*Task instructions*:
Copy out each line containing "Настройки" from the entries below.

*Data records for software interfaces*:
───
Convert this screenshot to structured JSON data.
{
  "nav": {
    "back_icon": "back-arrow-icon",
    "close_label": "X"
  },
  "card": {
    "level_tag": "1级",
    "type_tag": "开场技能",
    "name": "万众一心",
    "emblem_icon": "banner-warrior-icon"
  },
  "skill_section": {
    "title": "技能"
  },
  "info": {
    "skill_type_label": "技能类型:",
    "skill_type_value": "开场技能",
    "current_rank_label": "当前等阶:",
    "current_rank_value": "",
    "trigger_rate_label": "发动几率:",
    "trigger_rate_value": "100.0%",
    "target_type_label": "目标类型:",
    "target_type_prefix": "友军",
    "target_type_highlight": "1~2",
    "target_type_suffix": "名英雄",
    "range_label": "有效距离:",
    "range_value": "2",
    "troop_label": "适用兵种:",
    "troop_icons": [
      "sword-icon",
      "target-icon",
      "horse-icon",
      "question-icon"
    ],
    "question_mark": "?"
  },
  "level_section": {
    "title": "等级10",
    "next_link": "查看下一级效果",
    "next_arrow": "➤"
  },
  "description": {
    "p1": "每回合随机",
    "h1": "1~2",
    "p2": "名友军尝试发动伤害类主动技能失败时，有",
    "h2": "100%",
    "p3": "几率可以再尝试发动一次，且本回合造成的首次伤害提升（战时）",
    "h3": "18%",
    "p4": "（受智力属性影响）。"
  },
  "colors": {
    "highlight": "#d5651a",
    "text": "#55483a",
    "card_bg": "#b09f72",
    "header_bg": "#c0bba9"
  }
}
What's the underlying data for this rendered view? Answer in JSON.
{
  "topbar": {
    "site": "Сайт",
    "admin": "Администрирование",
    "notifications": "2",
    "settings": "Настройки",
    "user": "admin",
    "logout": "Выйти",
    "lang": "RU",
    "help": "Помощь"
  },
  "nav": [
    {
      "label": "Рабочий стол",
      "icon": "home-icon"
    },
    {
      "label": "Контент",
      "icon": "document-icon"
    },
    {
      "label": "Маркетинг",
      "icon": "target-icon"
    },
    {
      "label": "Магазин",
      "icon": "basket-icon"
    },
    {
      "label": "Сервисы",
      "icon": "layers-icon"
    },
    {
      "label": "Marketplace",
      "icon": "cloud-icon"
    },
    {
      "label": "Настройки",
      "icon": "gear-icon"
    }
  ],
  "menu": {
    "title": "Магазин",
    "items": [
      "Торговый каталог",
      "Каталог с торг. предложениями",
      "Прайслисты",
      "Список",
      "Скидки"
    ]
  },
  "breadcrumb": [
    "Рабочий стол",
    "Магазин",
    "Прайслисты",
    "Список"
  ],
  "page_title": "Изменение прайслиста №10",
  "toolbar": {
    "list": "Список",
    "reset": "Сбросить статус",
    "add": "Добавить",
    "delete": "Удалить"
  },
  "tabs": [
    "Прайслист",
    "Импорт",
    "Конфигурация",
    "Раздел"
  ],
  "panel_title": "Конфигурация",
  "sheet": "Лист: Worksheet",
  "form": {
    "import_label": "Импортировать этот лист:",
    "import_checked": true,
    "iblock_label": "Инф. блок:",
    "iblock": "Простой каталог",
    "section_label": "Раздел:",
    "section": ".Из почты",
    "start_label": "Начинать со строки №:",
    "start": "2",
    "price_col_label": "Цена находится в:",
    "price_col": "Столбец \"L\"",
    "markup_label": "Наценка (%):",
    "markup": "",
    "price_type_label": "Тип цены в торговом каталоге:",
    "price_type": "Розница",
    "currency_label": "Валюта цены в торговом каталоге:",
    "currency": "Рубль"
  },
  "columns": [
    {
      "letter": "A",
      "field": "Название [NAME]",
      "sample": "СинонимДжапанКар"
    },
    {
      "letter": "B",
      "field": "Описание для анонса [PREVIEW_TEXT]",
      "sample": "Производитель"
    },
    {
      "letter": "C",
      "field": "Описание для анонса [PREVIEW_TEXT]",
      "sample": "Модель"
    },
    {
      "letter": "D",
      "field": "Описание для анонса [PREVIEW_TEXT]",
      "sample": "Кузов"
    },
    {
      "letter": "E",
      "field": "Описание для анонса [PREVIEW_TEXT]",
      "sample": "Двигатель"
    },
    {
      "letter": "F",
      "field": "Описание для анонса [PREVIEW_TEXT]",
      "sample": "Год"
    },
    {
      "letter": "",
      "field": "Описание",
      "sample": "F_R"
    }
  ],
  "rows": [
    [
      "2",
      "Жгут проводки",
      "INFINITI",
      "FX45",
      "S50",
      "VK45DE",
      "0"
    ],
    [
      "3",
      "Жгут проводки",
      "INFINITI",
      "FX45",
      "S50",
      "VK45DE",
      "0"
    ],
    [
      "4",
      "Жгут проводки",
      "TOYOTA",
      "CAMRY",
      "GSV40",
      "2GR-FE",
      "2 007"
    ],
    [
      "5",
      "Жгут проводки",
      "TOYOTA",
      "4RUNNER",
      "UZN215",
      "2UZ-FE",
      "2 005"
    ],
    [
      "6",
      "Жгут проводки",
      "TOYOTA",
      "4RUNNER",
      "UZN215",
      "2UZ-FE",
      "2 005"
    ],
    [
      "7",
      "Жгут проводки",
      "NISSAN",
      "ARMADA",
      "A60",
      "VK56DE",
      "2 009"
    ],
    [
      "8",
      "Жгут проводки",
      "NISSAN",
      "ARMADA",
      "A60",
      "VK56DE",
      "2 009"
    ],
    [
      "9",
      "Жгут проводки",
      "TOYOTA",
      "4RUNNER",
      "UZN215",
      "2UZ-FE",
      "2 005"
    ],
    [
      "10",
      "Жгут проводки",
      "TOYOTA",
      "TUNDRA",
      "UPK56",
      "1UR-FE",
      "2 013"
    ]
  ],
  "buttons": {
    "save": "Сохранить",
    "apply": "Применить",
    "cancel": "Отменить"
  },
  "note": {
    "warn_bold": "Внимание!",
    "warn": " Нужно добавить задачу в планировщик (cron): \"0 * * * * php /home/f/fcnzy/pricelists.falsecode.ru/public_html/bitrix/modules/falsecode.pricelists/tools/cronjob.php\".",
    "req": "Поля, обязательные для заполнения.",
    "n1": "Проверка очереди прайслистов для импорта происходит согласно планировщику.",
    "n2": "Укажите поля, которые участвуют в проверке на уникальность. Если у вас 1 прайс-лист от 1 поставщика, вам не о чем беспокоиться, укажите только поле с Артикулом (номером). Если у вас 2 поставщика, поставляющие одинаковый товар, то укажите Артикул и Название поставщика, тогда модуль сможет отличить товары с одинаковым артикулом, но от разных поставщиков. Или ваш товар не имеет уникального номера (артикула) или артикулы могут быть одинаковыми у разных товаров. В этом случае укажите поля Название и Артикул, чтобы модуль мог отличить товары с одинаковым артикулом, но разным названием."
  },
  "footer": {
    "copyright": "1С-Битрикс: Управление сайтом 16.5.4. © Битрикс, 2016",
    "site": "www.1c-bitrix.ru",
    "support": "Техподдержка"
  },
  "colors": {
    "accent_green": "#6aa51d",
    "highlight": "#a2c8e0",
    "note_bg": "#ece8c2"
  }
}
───
*Output of the task*:
    "settings": "Настройки",
      "label": "Настройки",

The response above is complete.